WHAT THIS TASK INVOLVES →
Only the lines holding "import" are wanted; find them in the listing and return each one.

EXERCISE INPUTS →

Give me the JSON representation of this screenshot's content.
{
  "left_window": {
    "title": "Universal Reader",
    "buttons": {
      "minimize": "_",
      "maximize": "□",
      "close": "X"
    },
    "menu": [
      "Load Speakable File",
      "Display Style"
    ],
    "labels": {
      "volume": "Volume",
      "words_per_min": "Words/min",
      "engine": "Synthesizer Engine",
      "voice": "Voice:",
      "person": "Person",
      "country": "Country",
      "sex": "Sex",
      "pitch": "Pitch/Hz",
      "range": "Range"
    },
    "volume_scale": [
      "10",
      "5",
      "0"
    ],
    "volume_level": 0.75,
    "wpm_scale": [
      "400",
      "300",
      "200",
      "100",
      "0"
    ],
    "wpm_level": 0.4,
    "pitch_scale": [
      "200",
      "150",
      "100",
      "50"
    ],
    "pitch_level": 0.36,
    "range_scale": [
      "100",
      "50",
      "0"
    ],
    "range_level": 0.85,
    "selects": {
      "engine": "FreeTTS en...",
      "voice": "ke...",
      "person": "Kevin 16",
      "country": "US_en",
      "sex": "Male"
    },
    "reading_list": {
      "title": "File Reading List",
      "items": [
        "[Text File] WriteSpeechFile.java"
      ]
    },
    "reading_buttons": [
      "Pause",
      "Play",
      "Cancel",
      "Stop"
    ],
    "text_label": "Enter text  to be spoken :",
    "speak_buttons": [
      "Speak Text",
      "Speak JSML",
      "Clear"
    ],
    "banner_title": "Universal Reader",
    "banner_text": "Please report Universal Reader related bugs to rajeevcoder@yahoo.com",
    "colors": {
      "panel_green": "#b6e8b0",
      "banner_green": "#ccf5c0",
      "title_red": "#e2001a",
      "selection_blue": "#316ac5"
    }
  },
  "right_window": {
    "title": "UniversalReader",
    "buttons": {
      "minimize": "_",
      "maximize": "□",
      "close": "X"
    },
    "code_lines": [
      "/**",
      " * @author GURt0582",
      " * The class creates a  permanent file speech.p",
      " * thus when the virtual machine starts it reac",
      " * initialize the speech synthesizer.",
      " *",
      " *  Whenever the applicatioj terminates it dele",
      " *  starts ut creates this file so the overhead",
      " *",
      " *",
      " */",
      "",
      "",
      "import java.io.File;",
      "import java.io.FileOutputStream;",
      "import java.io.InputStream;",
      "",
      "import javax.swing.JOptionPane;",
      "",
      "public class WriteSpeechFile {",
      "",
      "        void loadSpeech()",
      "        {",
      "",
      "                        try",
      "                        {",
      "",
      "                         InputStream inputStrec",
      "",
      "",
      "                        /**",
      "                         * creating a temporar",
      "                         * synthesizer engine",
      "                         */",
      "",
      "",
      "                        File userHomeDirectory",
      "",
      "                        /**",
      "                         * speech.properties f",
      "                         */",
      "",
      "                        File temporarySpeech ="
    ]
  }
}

WRITTEN RESPONSE →
      "import java.io.File;",
      "import java.io.FileOutputStream;",
      "import java.io.InputStream;",
      "import javax.swing.JOptionPane;",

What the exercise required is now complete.